Word for word, repeat every entry that appears below.

(Web page and app entries)
○ ○ ○ ○
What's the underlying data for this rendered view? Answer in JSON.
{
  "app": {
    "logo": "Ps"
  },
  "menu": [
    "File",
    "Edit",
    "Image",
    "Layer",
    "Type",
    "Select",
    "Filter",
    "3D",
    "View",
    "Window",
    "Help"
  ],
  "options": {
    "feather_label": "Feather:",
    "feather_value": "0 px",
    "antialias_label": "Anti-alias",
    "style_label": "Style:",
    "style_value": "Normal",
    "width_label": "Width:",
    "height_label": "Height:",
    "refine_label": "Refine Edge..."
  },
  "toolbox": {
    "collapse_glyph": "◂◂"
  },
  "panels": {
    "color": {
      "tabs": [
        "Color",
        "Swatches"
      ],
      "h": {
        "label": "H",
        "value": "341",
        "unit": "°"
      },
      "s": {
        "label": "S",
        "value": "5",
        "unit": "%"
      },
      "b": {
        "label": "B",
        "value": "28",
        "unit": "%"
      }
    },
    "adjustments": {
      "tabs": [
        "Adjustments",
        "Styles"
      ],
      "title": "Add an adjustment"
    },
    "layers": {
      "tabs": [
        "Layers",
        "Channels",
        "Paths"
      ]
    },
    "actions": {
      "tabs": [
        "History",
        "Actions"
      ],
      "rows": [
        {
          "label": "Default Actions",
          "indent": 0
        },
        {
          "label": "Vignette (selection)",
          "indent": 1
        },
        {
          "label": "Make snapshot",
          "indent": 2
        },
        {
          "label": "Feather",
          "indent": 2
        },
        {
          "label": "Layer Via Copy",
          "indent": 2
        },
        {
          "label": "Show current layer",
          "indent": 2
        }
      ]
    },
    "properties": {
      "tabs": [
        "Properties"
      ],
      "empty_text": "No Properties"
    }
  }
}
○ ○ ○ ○
### WRITTEN RESPONSE
What's the underlying data for this rendered view? Answer in JSON.
{
  "app": {
    "logo": "Ps"
  },
  "menu": [
    "File",
    "Edit",
    "Image",
    "Layer",
    "Type",
    "Select",
    "Filter",
    "3D",
    "View",
    "Window",
    "Help"
  ],
  "options": {
    "feather_label": "Feather:",
    "feather_value": "0 px",
    "antialias_label": "Anti-alias",
    "style_label": "Style:",
    "style_value": "Normal",
    "width_label": "Width:",
    "height_label": "Height:",
    "refine_label": "Refine Edge..."
  },
  "toolbox": {
    "collapse_glyph": "◂◂"
  },
  "panels": {
    "color": {
      "tabs": [
        "Color",
        "Swatches"
      ],
      "h": {
        "label": "H",
        "value": "341",
        "unit": "°"
      },
      "s": {
        "label": "S",
        "value": "5",
        "unit": "%"
      },
      "b": {
        "label": "B",
        "value": "28",
        "unit": "%"
      }
    },
    "adjustments": {
      "tabs": [
        "Adjustments",
        "Styles"
      ],
      "title": "Add an adjustment"
    },
    "layers": {
      "tabs": [
        "Layers",
        "Channels",
        "Paths"
      ]
    },
    "actions": {
      "tabs": [
        "History",
        "Actions"
      ],
      "rows": [
        {
          "label": "Default Actions",
          "indent": 0
        },
        {
          "label": "Vignette (selection)",
          "indent": 1
        },
        {
          "label": "Make snapshot",
          "indent": 2
        },
        {
          "label": "Feather",
          "indent": 2
        },
        {
          "label": "Layer Via Copy",
          "indent": 2
        },
        {
          "label": "Show current layer",
          "indent": 2
        }
      ]
    },
    "properties": {
      "tabs": [
        "Properties"
      ],
      "empty_text": "No Properties"
    }
  }
}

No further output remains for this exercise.